The resolution imposes a ban on condensates and natural gas liquids, a cap of two million barrels a year on refined petroleum products, and a cap on crude oil exports to North Korea at current levels. China supplies most of North Korea's crude.
There are also restrictions on textiles, which are North Korea's second-biggest export after coal and other minerals.
US ambassador to the UN, Nikki Haley, said her country was not looking for war with North Korea, but the sanctions would "cut deep".
"We are now acting to stop it from having the ability to continue doing the wrong thing," she said.
"We are doing that by stopping its ability to fuel and fund its weapons program."
Labor spokeswoman Penny Wong said it was important the international community spoke with one voice.
"There are no easy answers when it comes to a state that is so willing to walk away from the international order, that is so willing to violate UN Security Council resolutions," Senator Wong told reporters in Canberra on Tuesday.

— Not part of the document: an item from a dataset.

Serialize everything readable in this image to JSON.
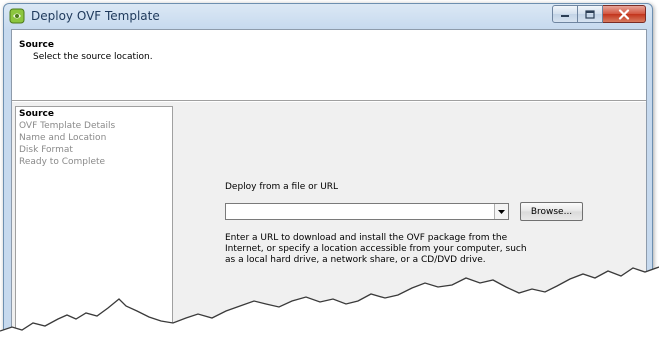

"But the most important thing here is to ensure that all nations work together, present a united front and exert diplomatic pressure and economic pressure on North Korea to de-escalate."
Mr Turnbull told the president of Australia's steadfast commitment to South Korea and the pair agreed the recent nuclear test was a grave provocation.
President Moon thanked Mr Turnbull for his strong support and solidarity.
He also thanked the prime minister for Australia's co-operation regarding efforts to ensure tougher sanctions through the UNSC resolution.
North Korea conducted its sixth nuclear test on September 3.